I used 2 point perspective here for the most part. To figure this out, I drew the basic sketch onto a piece of paper that was larger than the final sketch. I decided my horizon line. Then I drew the building, uprights and then angles for the roof line and base of the building, both on the left and the right. For the wall, I did the same thing, aiming it at the horizon line and trying to get the top and bottom to line up.
Ummm. Not sure. It looks okay in a lot of ways except for the wall – too wide nearer the building perhaps than it should be in the lower left foreground.
And getting into perspective. I don’t have depth perception – eye docs confirm this. But I do get distance – I can guestimate a distance and when it is measured, I am pretty accurate. This makes me think that a sense of distance and depth perception are two different things entirely.
The blue hour down the street. It’s so hard to catch that glow in painting!
I’ve had this painting on my easel for about a week. There was a lot of thought put into it – an almost scary amount given my impatient, impetuous tendencies. Sky and basic colors in pale shades. From there, midtones, darker shades, and finally details. The foreground was so challenging – the cone flowers want detail, but don’t want too much. The orange ones are totally lacking in detail, and are just blobs of color. And then the buildings . . . still some perspective issues, particularly in the house on the right, but better than anything I have done to date. Dreams of summer now that spring is blooming here in California!

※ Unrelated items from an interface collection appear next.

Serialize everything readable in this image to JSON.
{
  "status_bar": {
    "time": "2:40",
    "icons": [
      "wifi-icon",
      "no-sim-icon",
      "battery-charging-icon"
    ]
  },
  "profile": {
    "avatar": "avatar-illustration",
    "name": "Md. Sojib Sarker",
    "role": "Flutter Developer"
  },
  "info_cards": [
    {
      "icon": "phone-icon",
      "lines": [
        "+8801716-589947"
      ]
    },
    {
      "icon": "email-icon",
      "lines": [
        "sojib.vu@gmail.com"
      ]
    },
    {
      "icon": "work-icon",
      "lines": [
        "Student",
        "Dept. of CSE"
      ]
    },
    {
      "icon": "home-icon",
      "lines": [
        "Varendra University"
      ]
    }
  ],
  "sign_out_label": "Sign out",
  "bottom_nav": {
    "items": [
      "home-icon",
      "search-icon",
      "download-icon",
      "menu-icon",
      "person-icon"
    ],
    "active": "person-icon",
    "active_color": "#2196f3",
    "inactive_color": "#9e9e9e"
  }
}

I promised to paint more buildings. So I did. I painted a house in the middle of a cold, cold climate in the dead of winter. I made better house drawings when I was 10.

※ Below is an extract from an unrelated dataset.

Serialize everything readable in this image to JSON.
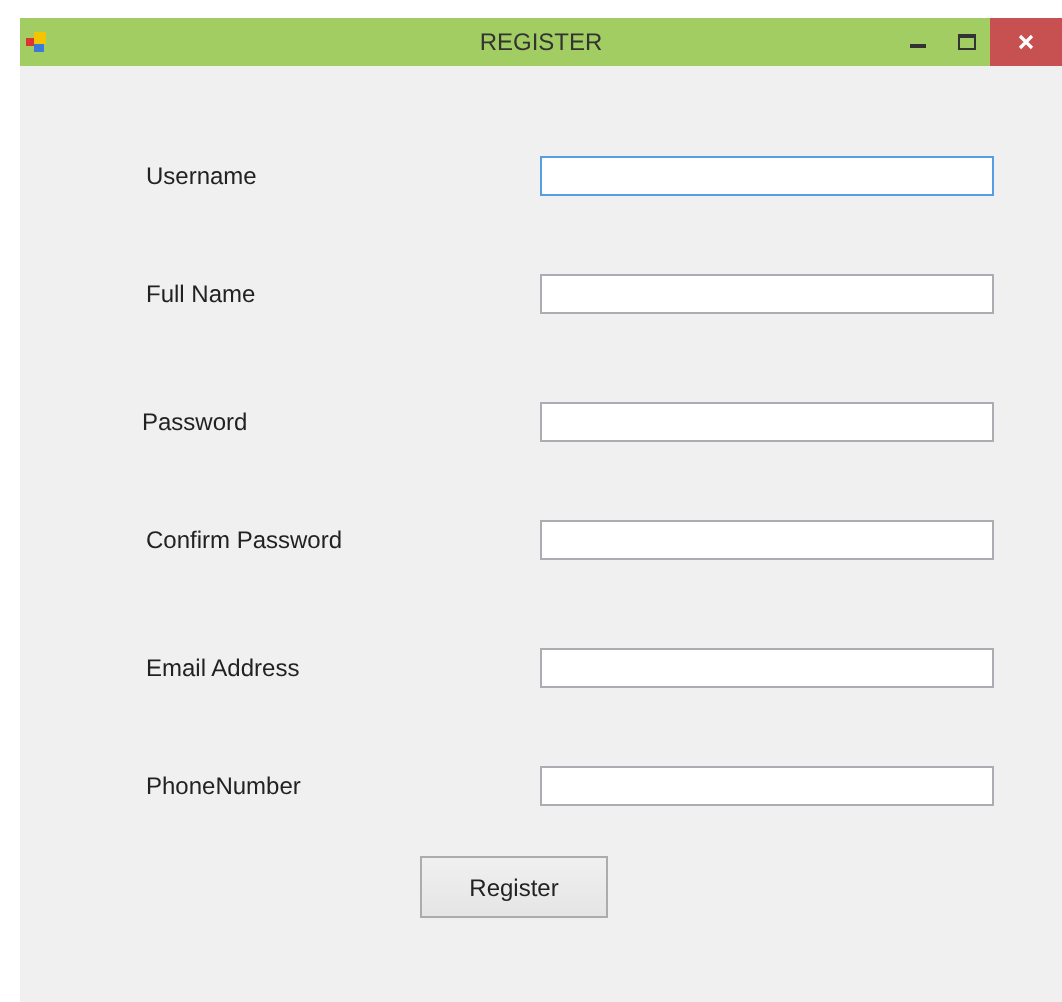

I have really lost touch with real cold, real snow, and a real winter. I do have memories, though, of the intense gloom of the woods in northern New York state. There was something so magical about them – the silence of the woods, the snow falling, the sense of being alone in the world. I liked the idea of capturing that with a building, on water, in the dead of winter.
Buildings mean people, even in the middle of nowhere, on a river. People usually mean unnecessary noise, and in the woods or hiking, the last thing I want is noise. Silence is something to be savored in our noisy age.
So, let’s get back to the “disastrous fun” of this posting. “Disastrous” as this is such an amateurish painting, and “fun” because the more I got into, and the more I realized how awful it was, the more fun I had. Making a “good” painting no longer had any meaning – it was the experience. And the snow.
The final touch was the snowflakes. White gouache to spatter. I spattered on the painting. It flew onto my glasses. I spattered some more. It flew onto my glasses. I changed how I was spattering, and there were streaks.
Snowflakes don’t streak in the real world. Spattering paint is an art form in and of itself.
I love the colors of houses seen throughout the Caribbean. Brilliant sunshine sets them off beautifully. The same with white – it becomes so bright it can be as blinding as snow in the sunshine. Where I live, if anyone paints their house anything other than beige or some other neutral color, they sort of get a weird look, like “what’s wrong with them,” so the colors you see in the Caribbean is eye candy.
Of late, I have painting snow and water. And skies. Now, I am looking to trying to include buildings in my paintings. I want to improve my perspective (the chimney here is cock-eyed) and to make them focal points. At some point I may even brave putting people into my paintings.
Here, the study was not just architecture, but white and how to express it as something other than just white. Fabriano Artistico, cobalt and ultramarine blue, sap and Hooker’s green, yellow ochre, and red oxide (I think).